A while ago I played a Crossfire game called 2 Foot City. It was fought on a 2’x2′ cityscape. Since then I’ve played a few more games in heavily built up areas and they have all been on an assumed square grid. The trouble with a square grid is you only get streets that exactly fit the grid, i.e. vertical or horizontal, with no diagonals. Lately I’ve been wondering how to superimpose diagonal streets on my urban grid.
I’ve always made do when it comes to what to stick my figures to when I paint them. I’ve tried gluing them to lollipop sticks, but eventually moved to blu-tac on cardboard squares. Then John Mclennan gave me a nicely constructed painting block made by his mate in Perth. It is (almost) perfect. So convenient. So tidy. The dowel was just the right size to fit figures and to hold comfortably. I love it.
Terrain is a key part of war and wargaming. I use terrain templates to define the perimeter of my area terrain features. The same templates are used for most terrain types, I just put different items on top to represent the type of feature, i.e. fruit trees make an orchard.
I’ve been using a plain green felt base cloth for my games since, well, forever. Originally it was a dark green pool table baize I got off Evan Allen. More recently I got a lighter green felt base cloth from S&A Scenics. But they are well, dull, so I’ve been toying with what I could replace them with.
As discussed on my 15mm Wargaming Figures for the Rif Wars page, nobody that I’m aware of does an accurate Riffian figure. I decided to buy 19th Century Mahdist/Ansar figures with rifles and convert them to Rif. I’m not a figure designer so my aim was to give the impression of a Rif rather than get pure accuracy. This page describes what I did.

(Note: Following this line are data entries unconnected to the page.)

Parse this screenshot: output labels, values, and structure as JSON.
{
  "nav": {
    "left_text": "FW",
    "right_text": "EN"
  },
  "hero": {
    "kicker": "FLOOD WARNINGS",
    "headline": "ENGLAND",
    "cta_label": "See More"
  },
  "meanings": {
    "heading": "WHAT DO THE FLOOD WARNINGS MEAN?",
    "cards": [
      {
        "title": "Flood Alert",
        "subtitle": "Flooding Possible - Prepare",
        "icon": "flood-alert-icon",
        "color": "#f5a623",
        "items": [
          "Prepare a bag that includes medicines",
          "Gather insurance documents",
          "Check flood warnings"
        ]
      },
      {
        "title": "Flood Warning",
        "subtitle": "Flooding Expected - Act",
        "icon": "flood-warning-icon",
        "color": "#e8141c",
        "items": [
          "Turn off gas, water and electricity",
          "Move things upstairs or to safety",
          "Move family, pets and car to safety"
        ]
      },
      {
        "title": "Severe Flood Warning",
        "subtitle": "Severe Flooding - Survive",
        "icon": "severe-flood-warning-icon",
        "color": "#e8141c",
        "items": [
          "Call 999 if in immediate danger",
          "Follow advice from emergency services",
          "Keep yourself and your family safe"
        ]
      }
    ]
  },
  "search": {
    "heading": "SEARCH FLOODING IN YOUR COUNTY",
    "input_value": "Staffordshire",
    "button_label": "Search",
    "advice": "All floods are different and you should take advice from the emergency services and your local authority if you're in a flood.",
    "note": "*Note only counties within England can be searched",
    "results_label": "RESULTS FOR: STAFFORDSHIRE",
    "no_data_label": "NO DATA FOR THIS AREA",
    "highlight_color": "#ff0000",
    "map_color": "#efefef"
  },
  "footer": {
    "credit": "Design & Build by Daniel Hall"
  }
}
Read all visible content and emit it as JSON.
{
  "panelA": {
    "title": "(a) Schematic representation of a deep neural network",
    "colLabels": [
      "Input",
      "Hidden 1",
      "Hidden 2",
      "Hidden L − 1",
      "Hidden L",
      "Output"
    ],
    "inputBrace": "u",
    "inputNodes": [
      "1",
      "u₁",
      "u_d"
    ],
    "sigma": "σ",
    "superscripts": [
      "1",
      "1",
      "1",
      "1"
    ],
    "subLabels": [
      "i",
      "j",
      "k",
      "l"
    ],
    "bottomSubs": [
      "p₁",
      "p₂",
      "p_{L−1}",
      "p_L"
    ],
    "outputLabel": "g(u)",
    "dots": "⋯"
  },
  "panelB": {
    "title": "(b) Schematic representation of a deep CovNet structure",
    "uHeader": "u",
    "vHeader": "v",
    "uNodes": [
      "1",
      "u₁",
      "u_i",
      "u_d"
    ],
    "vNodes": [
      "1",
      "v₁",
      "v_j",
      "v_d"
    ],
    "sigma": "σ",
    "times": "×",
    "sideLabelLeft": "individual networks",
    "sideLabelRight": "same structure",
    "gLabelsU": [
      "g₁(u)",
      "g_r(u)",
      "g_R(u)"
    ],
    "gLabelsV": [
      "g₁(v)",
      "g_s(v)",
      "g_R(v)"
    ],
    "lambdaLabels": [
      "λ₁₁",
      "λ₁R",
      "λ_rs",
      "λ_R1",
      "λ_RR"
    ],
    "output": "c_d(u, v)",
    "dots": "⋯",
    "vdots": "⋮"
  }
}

I have tried several styles of flocking from the most simple to more elaborate options. Almost all my armies are from the Mediterranean – mostly Spain – so I like a parched look to the bases. In chronological order I’ve tried…
Some rule sets use a system of hidden movement markers to allow hidden movement without the aid of an umpire. These markers can represent both real and dummy troops – thus achieving some kind of fog of war. Different games have different names for these markers but examples are “Dummies”, “Blinds” and “PEF”.